**Work required**
Return every record below exactly as written, but leave out the pictures.

________

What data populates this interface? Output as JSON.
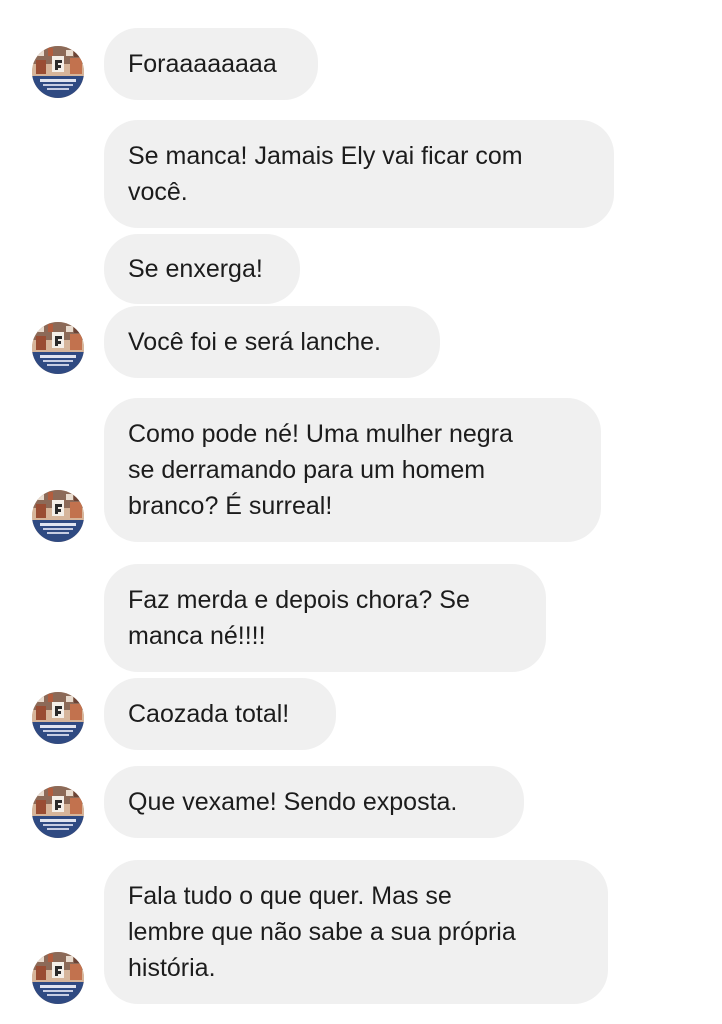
{
  "messages": [
    {
      "text": "Foraaaaaaaa"
    },
    {
      "text": "Se manca! Jamais Ely vai ficar com\nvocê."
    },
    {
      "text": "Se enxerga!"
    },
    {
      "text": "Você foi e será lanche."
    },
    {
      "text": "Como pode né! Uma mulher negra\nse derramando para um homem\nbranco? É surreal!"
    },
    {
      "text": "Faz merda e depois chora? Se\nmanca né!!!!"
    },
    {
      "text": "Caozada total!"
    },
    {
      "text": "Que vexame! Sendo exposta."
    },
    {
      "text": "Fala tudo o que quer. Mas se\nlembre que não sabe a sua própria\nhistória."
    }
  ],
  "colors": {
    "bubble_bg": "#f0f0f0",
    "text": "#1c1c1c",
    "page_bg": "#ffffff"
  },
  "icons": {
    "avatar": "profile-picture-icon"
  }
}
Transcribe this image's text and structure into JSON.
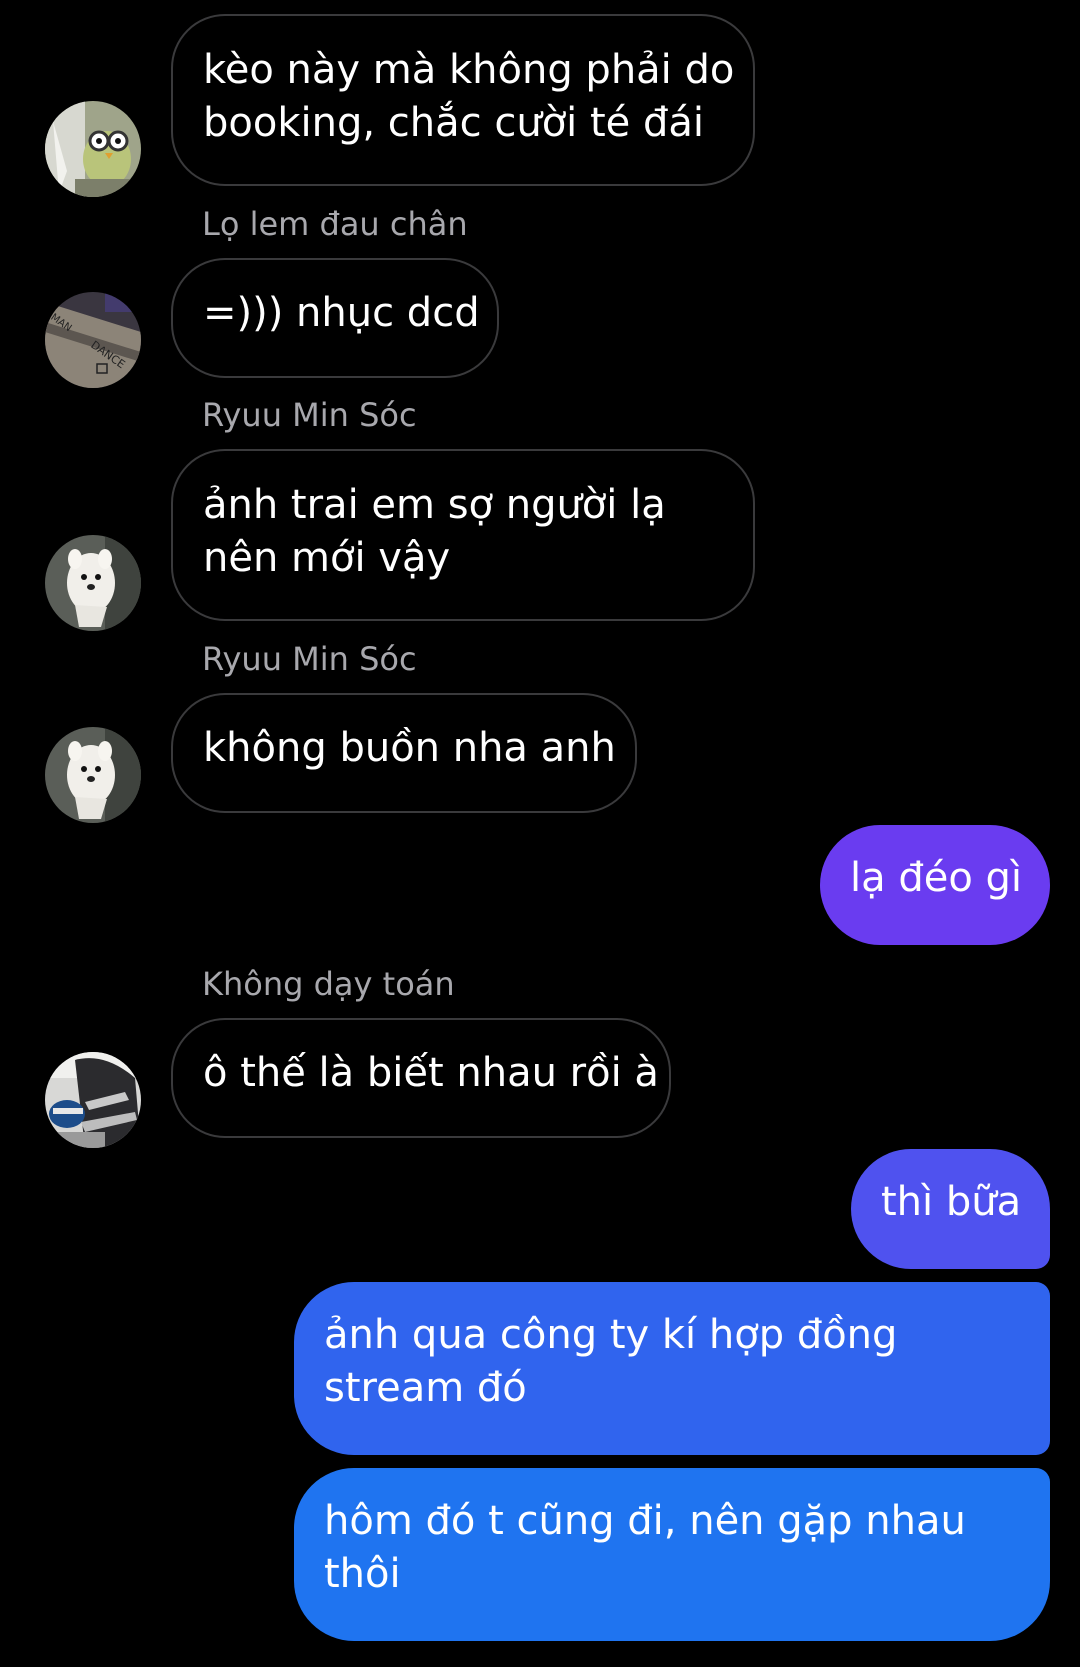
{
  "colors": {
    "background": "#000000",
    "incoming_border": "#3a3a3c",
    "sender_name": "#a8a8ad",
    "outgoing_purple": "#6a3cf0",
    "outgoing_indigo": "#4f52ef",
    "outgoing_blue": "#3064ee",
    "outgoing_blue_bottom": "#1f74f0"
  },
  "messages": [
    {
      "sender": "",
      "lines": [
        "kèo này mà không phải do",
        "booking, chắc cười té đái"
      ],
      "avatar_icon": "bird-avatar-icon"
    },
    {
      "sender": "Lọ lem đau chân",
      "lines": [
        "=))) nhục dcd"
      ],
      "avatar_icon": "dance-card-avatar-icon"
    },
    {
      "sender": "Ryuu Min Sóc",
      "lines": [
        "ảnh trai em sợ người lạ",
        "nên mới vậy"
      ],
      "avatar_icon": "white-dog-avatar-icon"
    },
    {
      "sender": "Ryuu Min Sóc",
      "lines": [
        "không buồn nha anh"
      ],
      "avatar_icon": "white-dog-avatar-icon"
    },
    {
      "sender": "",
      "lines": [
        "lạ đéo gì"
      ],
      "outgoing": true
    },
    {
      "sender": "Không dạy toán",
      "lines": [
        "ô thế là biết nhau rồi à"
      ],
      "avatar_icon": "dj-avatar-icon"
    },
    {
      "sender": "",
      "lines": [
        "thì bữa"
      ],
      "outgoing": true
    },
    {
      "sender": "",
      "lines": [
        "ảnh qua công ty kí hợp đồng",
        "stream đó"
      ],
      "outgoing": true
    },
    {
      "sender": "",
      "lines": [
        "hôm đó t cũng đi, nên gặp nhau",
        "thôi"
      ],
      "outgoing": true
    }
  ]
}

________

**Answer to this problem**
What data populates this interface? Output as JSON.
{
  "messages": [
    {
      "text": "Foraaaaaaaa"
    },
    {
      "text": "Se manca! Jamais Ely vai ficar com\nvocê."
    },
    {
      "text": "Se enxerga!"
    },
    {
      "text": "Você foi e será lanche."
    },
    {
      "text": "Como pode né! Uma mulher negra\nse derramando para um homem\nbranco? É surreal!"
    },
    {
      "text": "Faz merda e depois chora? Se\nmanca né!!!!"
    },
    {
      "text": "Caozada total!"
    },
    {
      "text": "Que vexame! Sendo exposta."
    },
    {
      "text": "Fala tudo o que quer. Mas se\nlembre que não sabe a sua própria\nhistória."
    }
  ],
  "colors": {
    "bubble_bg": "#f0f0f0",
    "text": "#1c1c1c",
    "page_bg": "#ffffff"
  },
  "icons": {
    "avatar": "profile-picture-icon"
  }
}
Transcribe this image's text and structure into JSON.
{
  "colors": {
    "background": "#000000",
    "incoming_border": "#3a3a3c",
    "sender_name": "#a8a8ad",
    "outgoing_purple": "#6a3cf0",
    "outgoing_indigo": "#4f52ef",
    "outgoing_blue": "#3064ee",
    "outgoing_blue_bottom": "#1f74f0"
  },
  "messages": [
    {
      "sender": "",
      "lines": [
        "kèo này mà không phải do",
        "booking, chắc cười té đái"
      ],
      "avatar_icon": "bird-avatar-icon"
    },
    {
      "sender": "Lọ lem đau chân",
      "lines": [
        "=))) nhục dcd"
      ],
      "avatar_icon": "dance-card-avatar-icon"
    },
    {
      "sender": "Ryuu Min Sóc",
      "lines": [
        "ảnh trai em sợ người lạ",
        "nên mới vậy"
      ],
      "avatar_icon": "white-dog-avatar-icon"
    },
    {
      "sender": "Ryuu Min Sóc",
      "lines": [
        "không buồn nha anh"
      ],
      "avatar_icon": "white-dog-avatar-icon"
    },
    {
      "sender": "",
      "lines": [
        "lạ đéo gì"
      ],
      "outgoing": true
    },
    {
      "sender": "Không dạy toán",
      "lines": [
        "ô thế là biết nhau rồi à"
      ],
      "avatar_icon": "dj-avatar-icon"
    },
    {
      "sender": "",
      "lines": [
        "thì bữa"
      ],
      "outgoing": true
    },
    {
      "sender": "",
      "lines": [
        "ảnh qua công ty kí hợp đồng",
        "stream đó"
      ],
      "outgoing": true
    },
    {
      "sender": "",
      "lines": [
        "hôm đó t cũng đi, nên gặp nhau",
        "thôi"
      ],
      "outgoing": true
    }
  ]
}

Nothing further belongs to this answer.